> **Provided records**:
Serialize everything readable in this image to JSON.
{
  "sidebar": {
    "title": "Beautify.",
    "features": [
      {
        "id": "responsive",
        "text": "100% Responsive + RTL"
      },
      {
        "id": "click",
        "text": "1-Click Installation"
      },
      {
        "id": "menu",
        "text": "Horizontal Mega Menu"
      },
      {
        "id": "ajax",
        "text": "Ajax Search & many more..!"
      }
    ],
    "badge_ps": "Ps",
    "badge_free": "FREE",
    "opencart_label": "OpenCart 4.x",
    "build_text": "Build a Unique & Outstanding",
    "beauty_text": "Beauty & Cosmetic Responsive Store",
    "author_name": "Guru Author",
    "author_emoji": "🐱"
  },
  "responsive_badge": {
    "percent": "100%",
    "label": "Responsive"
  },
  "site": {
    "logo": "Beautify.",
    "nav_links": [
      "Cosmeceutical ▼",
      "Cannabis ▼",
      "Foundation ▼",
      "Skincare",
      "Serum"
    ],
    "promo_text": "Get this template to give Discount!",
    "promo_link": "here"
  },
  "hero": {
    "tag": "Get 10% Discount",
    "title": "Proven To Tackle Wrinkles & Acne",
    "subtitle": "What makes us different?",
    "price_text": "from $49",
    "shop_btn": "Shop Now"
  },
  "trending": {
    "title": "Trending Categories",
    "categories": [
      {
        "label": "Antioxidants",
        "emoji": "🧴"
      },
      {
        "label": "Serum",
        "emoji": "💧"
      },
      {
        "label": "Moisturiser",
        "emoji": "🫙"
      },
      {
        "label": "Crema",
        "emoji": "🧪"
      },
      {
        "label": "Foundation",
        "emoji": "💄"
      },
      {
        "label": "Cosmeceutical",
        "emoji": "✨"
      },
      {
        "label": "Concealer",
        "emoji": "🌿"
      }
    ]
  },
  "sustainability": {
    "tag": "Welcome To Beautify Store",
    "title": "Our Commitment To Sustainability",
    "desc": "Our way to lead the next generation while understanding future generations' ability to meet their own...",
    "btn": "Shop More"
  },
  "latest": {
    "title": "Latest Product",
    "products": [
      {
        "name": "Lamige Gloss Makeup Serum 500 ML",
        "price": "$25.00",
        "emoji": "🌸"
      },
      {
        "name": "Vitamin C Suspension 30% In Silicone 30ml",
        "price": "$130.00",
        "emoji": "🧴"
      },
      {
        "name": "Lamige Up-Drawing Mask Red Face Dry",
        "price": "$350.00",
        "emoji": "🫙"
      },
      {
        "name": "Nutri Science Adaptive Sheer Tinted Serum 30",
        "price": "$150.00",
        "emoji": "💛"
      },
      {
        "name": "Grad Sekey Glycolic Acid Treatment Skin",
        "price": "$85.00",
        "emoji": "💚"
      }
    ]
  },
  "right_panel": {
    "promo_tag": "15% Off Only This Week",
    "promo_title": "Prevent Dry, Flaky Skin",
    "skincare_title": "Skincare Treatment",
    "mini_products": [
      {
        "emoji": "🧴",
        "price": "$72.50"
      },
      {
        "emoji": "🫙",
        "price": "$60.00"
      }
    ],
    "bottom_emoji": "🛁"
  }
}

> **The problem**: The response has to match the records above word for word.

> **Worked solution**:
Serialize everything readable in this image to JSON.
{
  "sidebar": {
    "title": "Beautify.",
    "features": [
      {
        "id": "responsive",
        "text": "100% Responsive + RTL"
      },
      {
        "id": "click",
        "text": "1-Click Installation"
      },
      {
        "id": "menu",
        "text": "Horizontal Mega Menu"
      },
      {
        "id": "ajax",
        "text": "Ajax Search & many more..!"
      }
    ],
    "badge_ps": "Ps",
    "badge_free": "FREE",
    "opencart_label": "OpenCart 4.x",
    "build_text": "Build a Unique & Outstanding",
    "beauty_text": "Beauty & Cosmetic Responsive Store",
    "author_name": "Guru Author",
    "author_emoji": "🐱"
  },
  "responsive_badge": {
    "percent": "100%",
    "label": "Responsive"
  },
  "site": {
    "logo": "Beautify.",
    "nav_links": [
      "Cosmeceutical ▼",
      "Cannabis ▼",
      "Foundation ▼",
      "Skincare",
      "Serum"
    ],
    "promo_text": "Get this template to give Discount!",
    "promo_link": "here"
  },
  "hero": {
    "tag": "Get 10% Discount",
    "title": "Proven To Tackle Wrinkles & Acne",
    "subtitle": "What makes us different?",
    "price_text": "from $49",
    "shop_btn": "Shop Now"
  },
  "trending": {
    "title": "Trending Categories",
    "categories": [
      {
        "label": "Antioxidants",
        "emoji": "🧴"
      },
      {
        "label": "Serum",
        "emoji": "💧"
      },
      {
        "label": "Moisturiser",
        "emoji": "🫙"
      },
      {
        "label": "Crema",
        "emoji": "🧪"
      },
      {
        "label": "Foundation",
        "emoji": "💄"
      },
      {
        "label": "Cosmeceutical",
        "emoji": "✨"
      },
      {
        "label": "Concealer",
        "emoji": "🌿"
      }
    ]
  },
  "sustainability": {
    "tag": "Welcome To Beautify Store",
    "title": "Our Commitment To Sustainability",
    "desc": "Our way to lead the next generation while understanding future generations' ability to meet their own...",
    "btn": "Shop More"
  },
  "latest": {
    "title": "Latest Product",
    "products": [
      {
        "name": "Lamige Gloss Makeup Serum 500 ML",
        "price": "$25.00",
        "emoji": "🌸"
      },
      {
        "name": "Vitamin C Suspension 30% In Silicone 30ml",
        "price": "$130.00",
        "emoji": "🧴"
      },
      {
        "name": "Lamige Up-Drawing Mask Red Face Dry",
        "price": "$350.00",
        "emoji": "🫙"
      },
      {
        "name": "Nutri Science Adaptive Sheer Tinted Serum 30",
        "price": "$150.00",
        "emoji": "💛"
      },
      {
        "name": "Grad Sekey Glycolic Acid Treatment Skin",
        "price": "$85.00",
        "emoji": "💚"
      }
    ]
  },
  "right_panel": {
    "promo_tag": "15% Off Only This Week",
    "promo_title": "Prevent Dry, Flaky Skin",
    "skincare_title": "Skincare Treatment",
    "mini_products": [
      {
        "emoji": "🧴",
        "price": "$72.50"
      },
      {
        "emoji": "🫙",
        "price": "$60.00"
      }
    ],
    "bottom_emoji": "🛁"
  }
}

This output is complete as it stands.